The summer tabletop convention season officially got started with the Origins Game Fair in Columbus OH recently. It ran from June 12-16 and entertained over 18k unique attendees.
Folks who have met me at other conventions know that I'm a sales agent for Indie Press Revolution, the industry's principle distributor of small press and independent RPGs. They make these games available to retailers, and sell them online and at convention to benefit the creators. Under my Jim Likes Games banner, I'm the face of IPR in the Northeast and near Midwest.
For the two biggest dedicated US consumer conventions, Origins and GenCon, I head out and meet up with the IPR crew to work their booths. It lets us catch up, hand off stock, and encourages customers to seek us out at other regional shows.
I'm happy to report we had a great show this year and I had a really fun time. It's been a few years since I was last able to attend Origins, and the show has definitely grown! I used to manage a store in nearby Ann Arbor, MI, so I've been an attendee off and on for over 20 years. Nearly a decade ago a couple of friends and I facilitated the very first Indie Games on Demand sessions, with just 4 tables in a corner of the Shadowrun room. The growth of that project into an Origins institution is the industry milestone I am most proud of. Thanks to the schedule we set up back in the day, I was able to run some games after the hall closed, which I'll talk more about later.

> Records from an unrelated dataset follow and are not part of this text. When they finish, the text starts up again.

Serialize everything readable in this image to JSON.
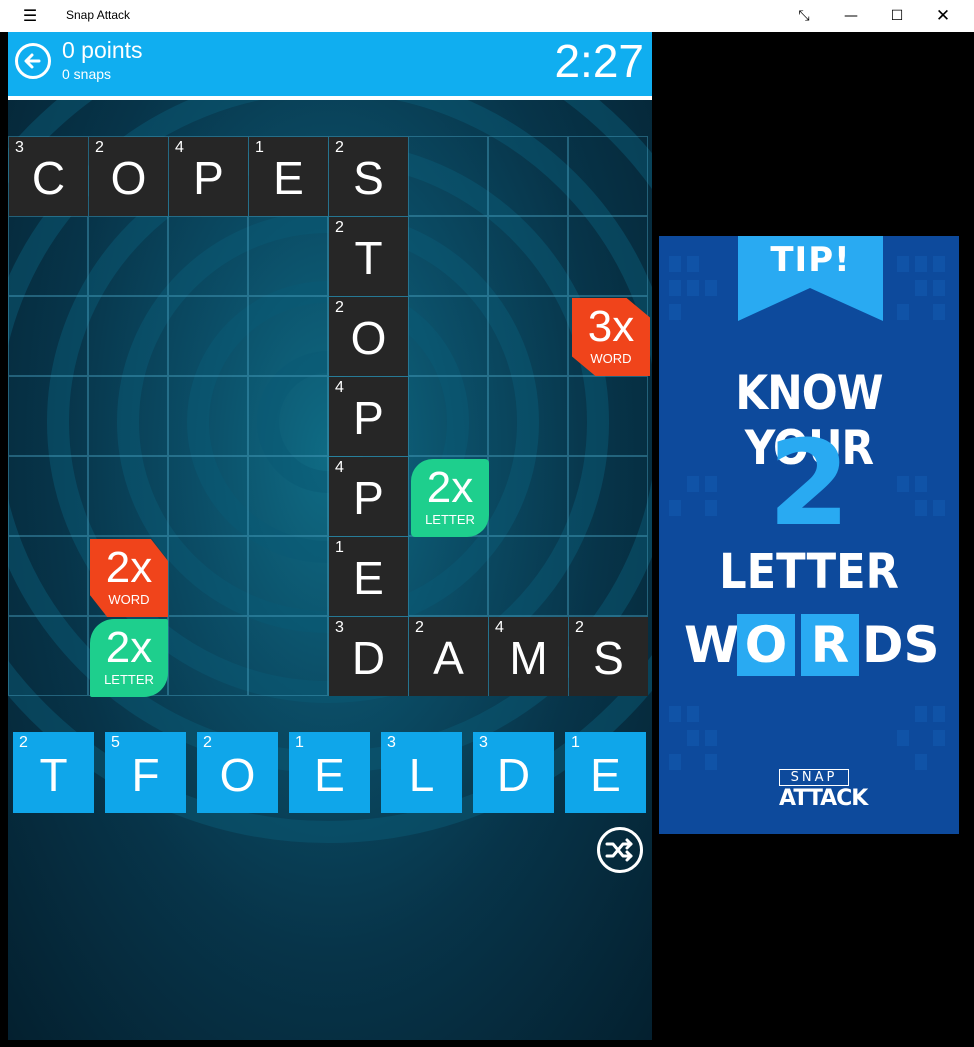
{
  "window": {
    "title": "Snap Attack",
    "menu_icon": "hamburger-icon",
    "controls": [
      "expand-icon",
      "minimize-icon",
      "maximize-icon",
      "close-icon"
    ]
  },
  "header": {
    "points": "0 points",
    "snaps": "0 snaps",
    "timer": "2:27"
  },
  "board": {
    "tiles": [
      {
        "letter": "C",
        "points": "3"
      },
      {
        "letter": "O",
        "points": "2"
      },
      {
        "letter": "P",
        "points": "4"
      },
      {
        "letter": "E",
        "points": "1"
      },
      {
        "letter": "S",
        "points": "2"
      },
      {
        "letter": "T",
        "points": "2"
      },
      {
        "letter": "O",
        "points": "2"
      },
      {
        "letter": "P",
        "points": "4"
      },
      {
        "letter": "P",
        "points": "4"
      },
      {
        "letter": "E",
        "points": "1"
      },
      {
        "letter": "D",
        "points": "3"
      },
      {
        "letter": "A",
        "points": "2"
      },
      {
        "letter": "M",
        "points": "4"
      },
      {
        "letter": "S",
        "points": "2"
      }
    ],
    "bonuses": [
      {
        "big": "3x",
        "small": "WORD"
      },
      {
        "big": "2x",
        "small": "LETTER"
      },
      {
        "big": "2x",
        "small": "WORD"
      },
      {
        "big": "2x",
        "small": "LETTER"
      }
    ]
  },
  "rack": [
    {
      "letter": "T",
      "points": "2"
    },
    {
      "letter": "F",
      "points": "5"
    },
    {
      "letter": "O",
      "points": "2"
    },
    {
      "letter": "E",
      "points": "1"
    },
    {
      "letter": "L",
      "points": "3"
    },
    {
      "letter": "D",
      "points": "3"
    },
    {
      "letter": "E",
      "points": "1"
    }
  ],
  "ad": {
    "tip": "TIP!",
    "line1": "KNOW YOUR",
    "number": "2",
    "line2": "LETTER",
    "word_letters": [
      "W",
      "O",
      "R",
      "DS"
    ],
    "logo_top": "SNAP",
    "logo_bottom": "ATTACK"
  },
  "colors": {
    "header": "#10aef0",
    "rack_tile": "#0fa6ea",
    "word_bonus": "#f0441b",
    "letter_bonus": "#1ecf8d",
    "board_tile": "#262626",
    "ad_background": "#0d4a9c",
    "ad_accent": "#29aaf2"
  }
}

One the sales floor, business was brisk, with a nice mix of enthusiastic return customers (“I always try to find you guys first!”, “Well, that's my entire game budget spent in one booth.”) and curious newcomers (“These are all ROLE-PLAYING GAMES? Oh... my.”). We were rarely without anything to do.
Our runaway best-seller was definitely For the Queen, a brand new card-driven free-form story game designed by Alex Roberts and illustrated by a host of talented artists. We blew through it by mid-day Saturday, thanks to strong demo support form the crew at Evil Hat (the publisher) who had tables running constantly just next door. I am going to sell a TON of these at future shows, and I expect it'll be a monster hit for Alex and the Evil Hat folks. Experience with this just confirms that my normal practice of having open demo copies of any card-based games is a powerful sales tool.
Honorable mention must go to Improv for Games. It's been out for a few months, but demo support from author Karen Twelves helped people really get a handle on what the book was about (improv theater games modified to play at a table before a gaming session to get everyone ready to play). That hands-on experience converted many skeptical gamers into owners of the book. Seeing that has me thinking that maybe I should have one or two of these exercises ready to run by people in my booth by way of demonstrating the techniques.
At Indie Games on Demand, I managed to facilitate 3 games: 2 of Trophy, a dark fantasy horror game for which I wrote an adventure module (called in incursion), and 1 of The Skeletons, Jason Morningstar's 1-shot freeform game of skeletons cursed to guard a tomb from ever-more-persistent waves of grave robbers who will eventually defeat them. I was lucky enough to join in a playtest of the game when Jason was developing it, and I've loved it ever since. It's consistent best-seller at IPR for good reason. Finally, the IPR folks let me play hooky form the booth one morning so I could actually sit in as player on a game of Shadow of the Century, a FATE-based game of VHS-style 80s action adventure. I got to be Jet Black, one of the Centurions, heroes whose adventures span an entire century, for good or ill. We made a tank fly using a jet pack, and hacked a mainframe. It was pretty epic.
The food at Origins is consistently excellent: that are of Columbus has been the subject of an aggressive effort to revitalize the downtown, and its paid off in a wide variety of choices, including excellent vegetarian options for me and my other industry friends who pursue diets of conscience.
So all in all, a wonderfully successful show for IPR, I had a great time, and if you're not attending Origins, you're really missing out on an underrated gem of the tabletop hobby. In just six short weeks, it's GenCon! Which is intense, and we'll sell a huge pile of games, but it's not always exactly fun. I'll report back on how they manage this year in just a few weeks.